I will strive to break the 'requirements' into many different feasible staple crops. Yes, it would be much more efficient to grow a single kind of grain in one very large plot. But, that's putting all your meals in one basket! Like investing, a diversified portfolio reduces your risk of exposure to pests, weather and the unforeseen. Also, multiple varieties of the same crop also reduce risk, and spread out the work. With the cooperation of neighboring farms, specialization (with larger plot sizes of few things) will come with trade and barter.
I will provide snips from my work-in-progress spreadsheet. Once I have finished it, and squashed any bugs, and further vetted the 'estimates', I will post it.
I am starting with storable food items using lists typical of various websites. Once the land required to do this is understood, we can discuss row lengths for fresh eating, but to be honest, most people have more experience with that topic.
- 160 lbs of wheat
- 100 lbs of barley
- 60 lbs of corn
- 40 lbs of rice
- 25 lbs of millet
- 15 lbs of sorghum
- Hard Red Winter (HRW) is for pan breads and would serve as a general purpose flour after some sifting.
- Hard Red Spring (HRS) is for hearth breads, rolls, croissants, bagels and pizza crust.
- Soft Red Winter (SRW) is a useful weak-gluten wheat flour ideal for cookies, crackers, pretzels, pastries and flat breads.
- Soft White (SW) provides a whiter flour for cakes. It is also ideally suited to Middle Eastern flat breads which are a nice way to eat those chickpeas. Ok, I could survive without cake flour.
- Hard White (HW) for Asian noodles and flat breads.
- Durum (D) is the hardest wheat with a rich amber color. The high gluten content makes it ideal for pasta, couscous and Mediterranean breads.

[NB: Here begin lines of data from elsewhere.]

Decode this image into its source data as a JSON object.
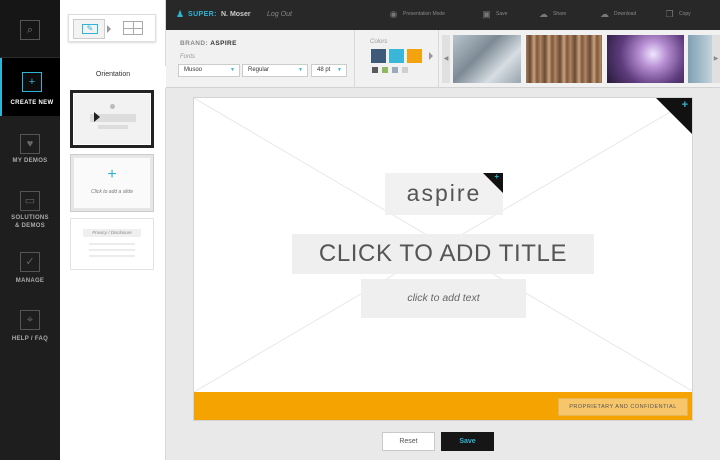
{
  "nav": {
    "search_icon": "search-icon",
    "items": [
      {
        "label_line1": "CREATE NEW",
        "label_line2": "",
        "icon": "plus-icon",
        "active": true
      },
      {
        "label_line1": "MY DEMOS",
        "label_line2": "",
        "icon": "heart-icon",
        "active": false
      },
      {
        "label_line1": "SOLUTIONS",
        "label_line2": "& DEMOS",
        "icon": "monitor-icon",
        "active": false
      },
      {
        "label_line1": "MANAGE",
        "label_line2": "",
        "icon": "check-icon",
        "active": false
      },
      {
        "label_line1": "HELP / FAQ",
        "label_line2": "",
        "icon": "lifebuoy-icon",
        "active": false
      }
    ]
  },
  "panel": {
    "orientation_label": "Orientation",
    "add_slide_text": "Click to add a slide",
    "disclosure_tag": "Privacy / Disclosure"
  },
  "topbar": {
    "user_prefix": "SUPER:",
    "user_name": "N. Moser",
    "logout": "Log Out",
    "actions": [
      {
        "label": "Presentation Mode",
        "icon": "eye-icon"
      },
      {
        "label": "Save",
        "icon": "save-icon"
      },
      {
        "label": "Share",
        "icon": "cloud-upload-icon"
      },
      {
        "label": "Download",
        "icon": "cloud-download-icon"
      },
      {
        "label": "Copy",
        "icon": "copy-icon"
      }
    ]
  },
  "toolbar": {
    "brand_prefix": "BRAND:",
    "brand_name": "ASPIRE",
    "fonts_label": "Fonts",
    "font_family": "Musoo",
    "font_weight": "Regular",
    "font_size": "48 pt",
    "colors_label": "Colors",
    "swatches": [
      "#3d5a78",
      "#3ab7d8",
      "#f2a30f"
    ],
    "small_swatches": [
      "#5a5a5a",
      "#8fb860",
      "#9aaabb",
      "#cfcfcf"
    ]
  },
  "slide": {
    "logo_text": "aspire",
    "title": "CLICK TO ADD TITLE",
    "subtitle": "click to add text",
    "footer_label": "PROPRIETARY AND CONFIDENTIAL",
    "footer_color": "#f5a300"
  },
  "buttons": {
    "reset": "Reset",
    "save": "Save"
  },
  "colors": {
    "accent": "#2fb4d5",
    "nav_bg": "#1e1e1e"
  }
}
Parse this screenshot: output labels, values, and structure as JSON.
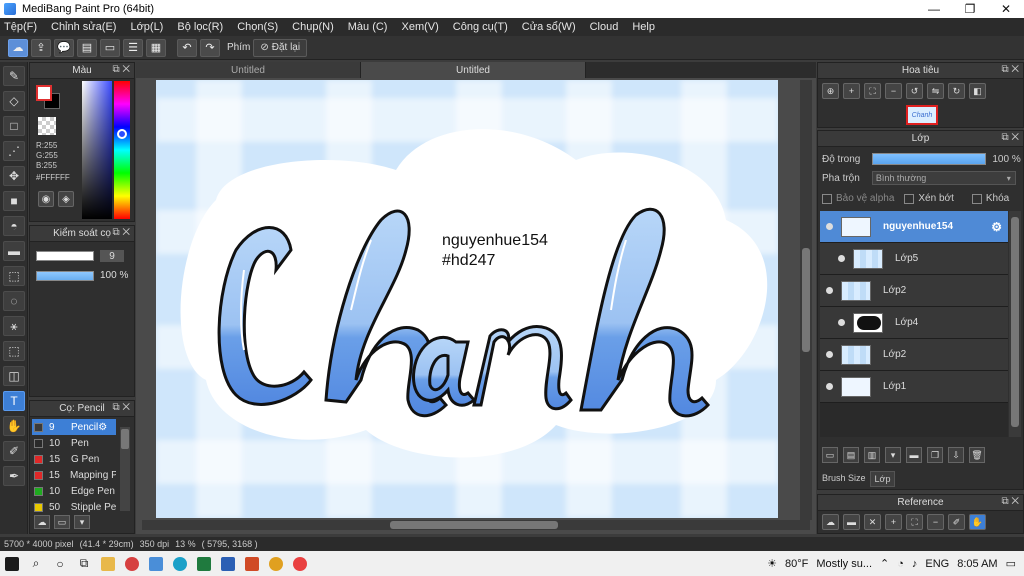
{
  "window": {
    "title": "MediBang Paint Pro (64bit)",
    "minimize": "—",
    "maximize": "❐",
    "close": "✕"
  },
  "menu": [
    "Tệp(F)",
    "Chỉnh sửa(E)",
    "Lớp(L)",
    "Bộ lọc(R)",
    "Chọn(S)",
    "Chụp(N)",
    "Màu (C)",
    "Xem(V)",
    "Công cụ(T)",
    "Cửa sổ(W)",
    "Cloud",
    "Help"
  ],
  "toolbar": {
    "shortcut_label": "Phím",
    "reset_label": "Đặt lại"
  },
  "color_panel": {
    "title": "Màu",
    "r": "R:255",
    "g": "G:255",
    "b": "B:255",
    "hex": "#FFFFFF"
  },
  "control_panel": {
    "title": "Kiểm soát cọ",
    "size_value": "9",
    "opacity_value": "100 %",
    "size_fill": 1.0,
    "opacity_fill": 1.0
  },
  "brush_panel": {
    "title": "Cọ: Pencil",
    "brushes": [
      {
        "size": "9",
        "name": "Pencil",
        "color": "#3a3a3a",
        "active": true
      },
      {
        "size": "10",
        "name": "Pen",
        "color": "#2a2a2a",
        "active": false
      },
      {
        "size": "15",
        "name": "G Pen",
        "color": "#e02828",
        "active": false
      },
      {
        "size": "15",
        "name": "Mapping P",
        "color": "#e02828",
        "active": false
      },
      {
        "size": "10",
        "name": "Edge Pen",
        "color": "#1faa1f",
        "active": false
      },
      {
        "size": "50",
        "name": "Stipple Pe",
        "color": "#e8c800",
        "active": false
      }
    ]
  },
  "tabs": [
    {
      "label": "Untitled",
      "active": false
    },
    {
      "label": "Untitled",
      "active": true
    }
  ],
  "canvas": {
    "lettering": "Chanh",
    "handle": "nguyenhue154",
    "hashtag": "#hd247"
  },
  "navigator": {
    "title": "Hoa tiêu",
    "thumb_text": "Chanh"
  },
  "layer_panel": {
    "title": "Lớp",
    "opacity_label": "Độ trong",
    "opacity_value": "100 %",
    "opacity_fill": 1.0,
    "blend_label": "Pha trộn",
    "blend_value": "Bình thường",
    "protect_alpha": "Bảo vệ alpha",
    "clipping": "Xén bớt",
    "lock": "Khóa",
    "layers": [
      {
        "name": "nguyenhue154",
        "active": true,
        "sub": false,
        "thumb": "logo"
      },
      {
        "name": "Lớp5",
        "active": false,
        "sub": true,
        "thumb": "grid"
      },
      {
        "name": "Lớp2",
        "active": false,
        "sub": false,
        "thumb": "grid"
      },
      {
        "name": "Lớp4",
        "active": false,
        "sub": true,
        "thumb": "dark"
      },
      {
        "name": "Lớp2",
        "active": false,
        "sub": false,
        "thumb": "grid"
      },
      {
        "name": "Lớp1",
        "active": false,
        "sub": false,
        "thumb": "white"
      }
    ],
    "tab_brush_size": "Brush Size",
    "tab_layer": "Lớp"
  },
  "reference": {
    "title": "Reference"
  },
  "status": {
    "size": "5700 * 4000 pixel",
    "cm": "(41.4 * 29cm)",
    "dpi": "350 dpi",
    "zoom": "13 %",
    "coords": "( 5795, 3168 )"
  },
  "taskbar": {
    "weather_temp": "80°F",
    "weather_text": "Mostly su...",
    "lang": "ENG",
    "time": "8:05 AM"
  },
  "colors": {
    "accent": "#3d7fd6",
    "lettering_top": "#a8cdf6",
    "lettering_bottom": "#5b93e6",
    "canvas_bg": "#cfe6fb"
  }
}
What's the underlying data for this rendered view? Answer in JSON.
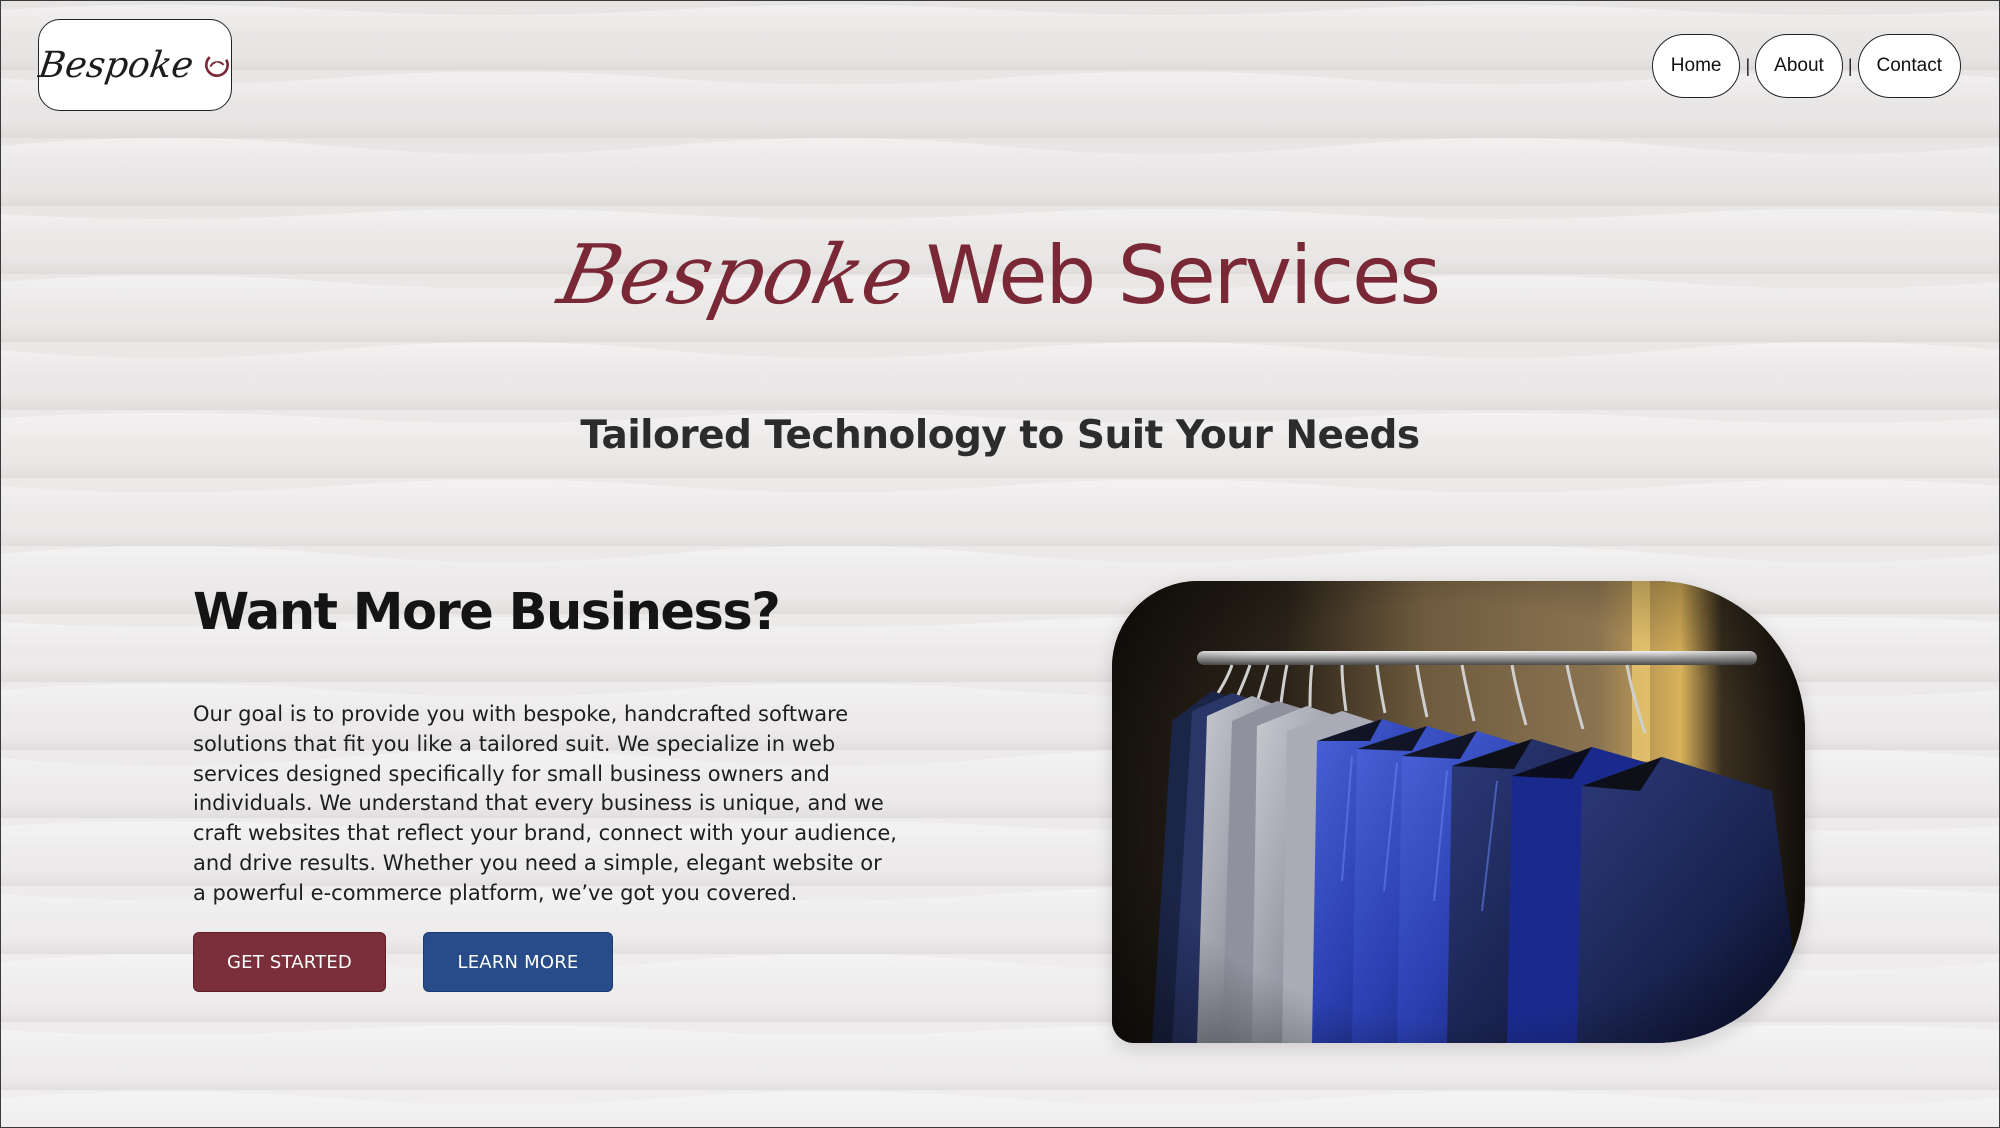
{
  "brand": {
    "logo_text": "Bespoke",
    "accent_color": "#7a2836"
  },
  "nav": {
    "items": [
      {
        "label": "Home"
      },
      {
        "label": "About"
      },
      {
        "label": "Contact"
      }
    ],
    "separator": "|"
  },
  "hero": {
    "title_script": "Bespoke",
    "title_rest": "Web Services",
    "tagline": "Tailored Technology to Suit Your Needs"
  },
  "intro": {
    "heading": "Want More Business?",
    "body": "Our goal is to provide you with bespoke, handcrafted software solutions that fit you like a tailored suit. We specialize in web services designed specifically for small business owners and individuals. We understand that every business is unique, and we craft websites that reflect your brand, connect with your audience, and drive results. Whether you need a simple, elegant website or a powerful e-commerce platform, we’ve got you covered.",
    "buttons": {
      "get_started": "GET STARTED",
      "learn_more": "LEARN MORE"
    },
    "button_colors": {
      "get_started": "#7a2f3a",
      "learn_more": "#284b8a"
    }
  },
  "image": {
    "subject": "suits-on-rack-photo"
  }
}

- 30 lbs of Common beans
- 15 lbs of Peas
- 10 lbs of Lima beans
- 5 lbs of Peanuts